Assigned task: Down to the final line, print the records again exactly.

Excerpted data:
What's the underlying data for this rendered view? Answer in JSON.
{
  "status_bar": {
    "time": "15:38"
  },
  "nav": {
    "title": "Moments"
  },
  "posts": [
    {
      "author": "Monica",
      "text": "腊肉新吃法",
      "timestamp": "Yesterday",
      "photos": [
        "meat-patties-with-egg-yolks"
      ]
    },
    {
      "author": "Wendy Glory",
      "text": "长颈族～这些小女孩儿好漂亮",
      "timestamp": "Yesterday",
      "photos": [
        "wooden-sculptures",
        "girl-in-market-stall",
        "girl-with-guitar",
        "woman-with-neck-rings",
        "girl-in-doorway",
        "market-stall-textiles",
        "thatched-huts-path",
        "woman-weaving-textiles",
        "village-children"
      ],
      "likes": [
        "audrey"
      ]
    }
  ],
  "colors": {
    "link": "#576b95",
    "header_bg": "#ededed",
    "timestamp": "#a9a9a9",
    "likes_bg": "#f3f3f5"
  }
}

Answer to the exercise:
What's the underlying data for this rendered view? Answer in JSON.
{
  "status_bar": {
    "time": "15:38"
  },
  "nav": {
    "title": "Moments"
  },
  "posts": [
    {
      "author": "Monica",
      "text": "腊肉新吃法",
      "timestamp": "Yesterday",
      "photos": [
        "meat-patties-with-egg-yolks"
      ]
    },
    {
      "author": "Wendy Glory",
      "text": "长颈族～这些小女孩儿好漂亮",
      "timestamp": "Yesterday",
      "photos": [
        "wooden-sculptures",
        "girl-in-market-stall",
        "girl-with-guitar",
        "woman-with-neck-rings",
        "girl-in-doorway",
        "market-stall-textiles",
        "thatched-huts-path",
        "woman-weaving-textiles",
        "village-children"
      ],
      "likes": [
        "audrey"
      ]
    }
  ],
  "colors": {
    "link": "#576b95",
    "header_bg": "#ededed",
    "timestamp": "#a9a9a9",
    "likes_bg": "#f3f3f5"
  }
}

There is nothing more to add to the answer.